Three takeaways from the Bears’ win over the Rams The Rams have been held to under 300 yards with McVay at the helm before, but not this season — until Sunday night. “I know this, we’re not going to allow this to be a bad thing no matter how you cut it. You learn from this. You’ve got to move on. It starts with me,” McVay added. “Really, I think every week provides a new narrative and this one was a humbling night for us. But we’ve got an opportunity to be able to look at ourselves, respond the right way and get ready for a tough game against the Philadelphia Eagles coming up at our place.”But, McVay wasn’t the only one shouldering the blame.Todd Gurley II, the league’s leading rusher, was held to a season-low 28 yards on 11 carries.”I looked like a skunk. That’s what I looked like,” Gurley told reporters, via The Orange County Register. “It was just one of those games.”The Bears certainly frustrated the Rams in every aspect. Los Angeles gained just 3.5 yards per play, fell short in both of its drives in the red zone and was able to convert on only three of 12 third-down attempts. “They did a great job. We played like s—,” Gurley said. “They held us to six points. Simple as that.” The Rams were outmatched Sunday night at Soldier Field.One of the NFL’s top offenses was halted by a top defense in a 15-6 loss in Chicago. The Rams’ only points came in the first half on two field goals. Quarterback Jared Goff was held to his worst performance of the season, completing 20 of 40 passes for 180 yards with four interceptions. NFL Week 14 Blitz Read: Saints clinch second straight NFC South title with win over Buccaneers Despite the failing efforts of the offense, which had just 214 total yards, there’s only one person to blame, according to coach Sean McVay.”Really, just consistently over and over, I continually put our players in bad spots,” McVay told reporters, via NFL.com. “Certainly a humbling night, but it’s one that you get a chance to look at yourself critically, find a way to get better, move forward accordingly and that’s exactly what we’re going to do, that’s all I know to do. I’ve got to be better for our football team. This loss is on me. I didn’t do nearly a good enough job for us today.

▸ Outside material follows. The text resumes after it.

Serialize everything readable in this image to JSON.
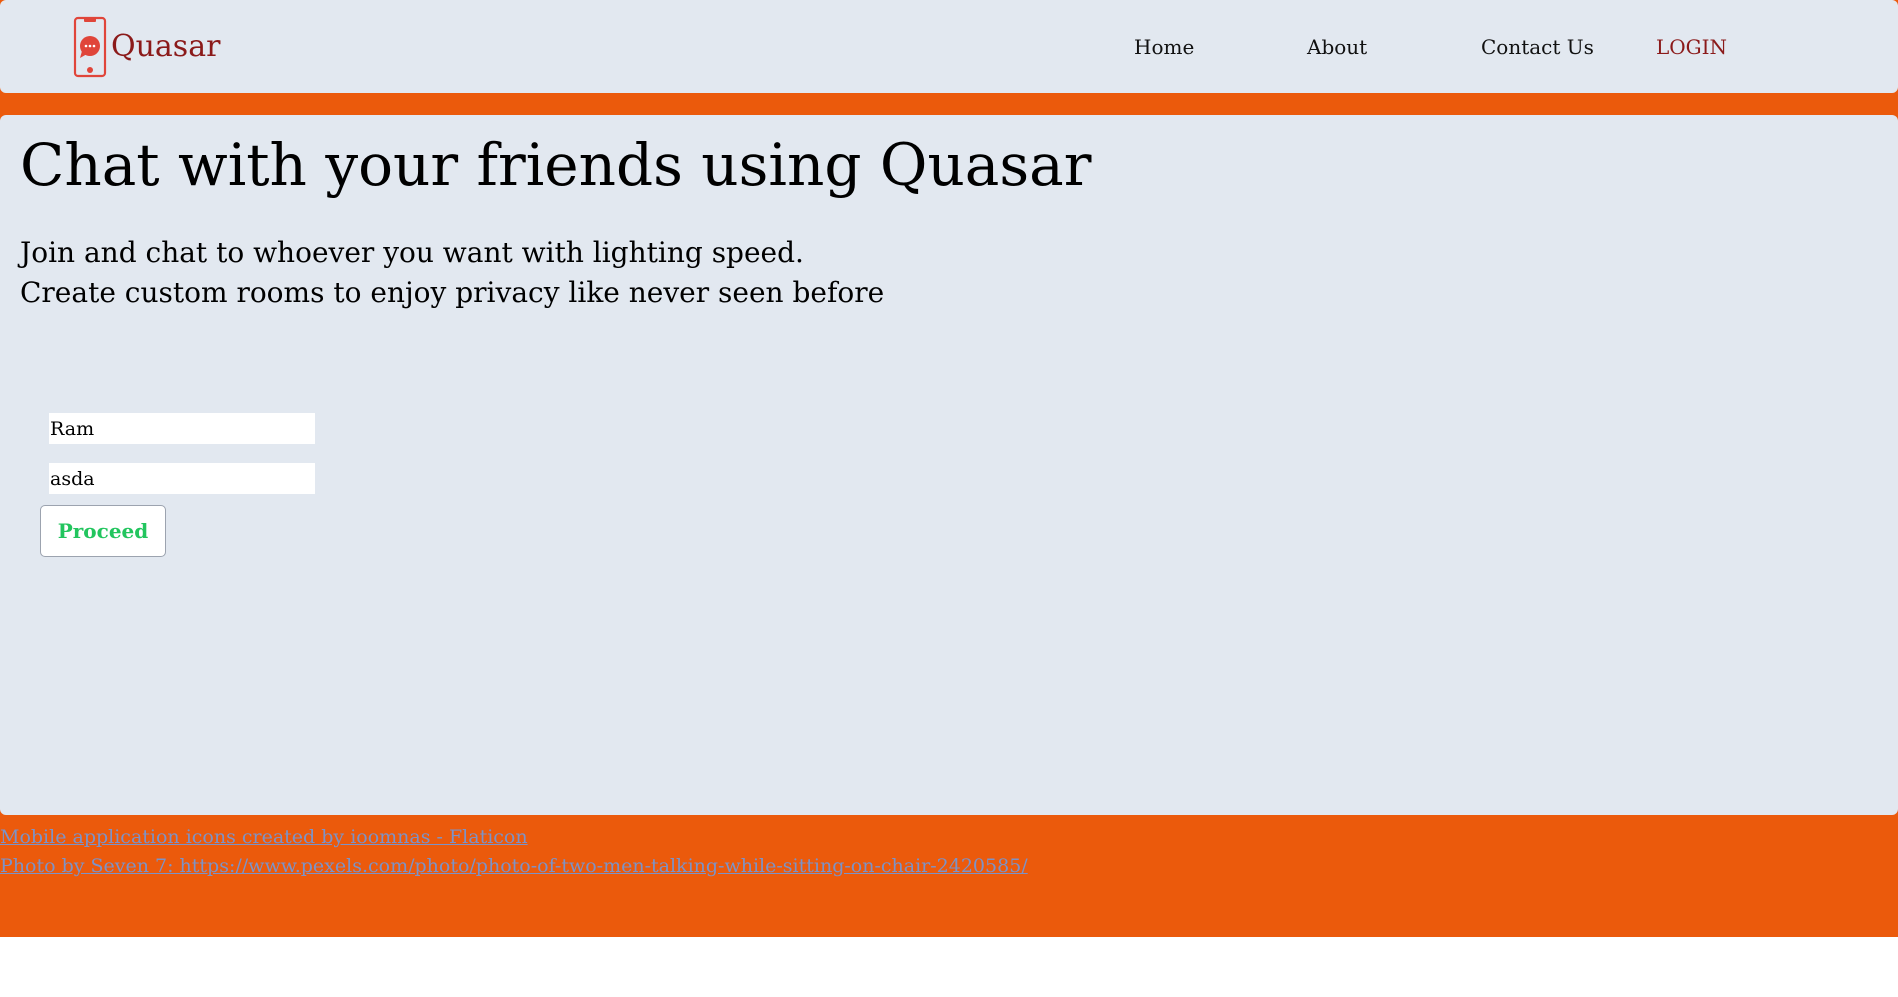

I trust that we’ll respond the right way.” Related News Goff said: “This game, and then last year, you think about the Minnesota game, the two that you kind of look at as really big adversity, especially on offensively, that we faced. We responded from that, and we expect to respond from this. We’ve got a lot of resilient players, and I know myself and a lot of those guys have been a lot worse situations than 11-2 with three weeks left.”The Rams will face their last true test against the 6-7 Eagles, then they will finish their regular season with games against the lowly Cardinals and 49ers, who are both 3-10.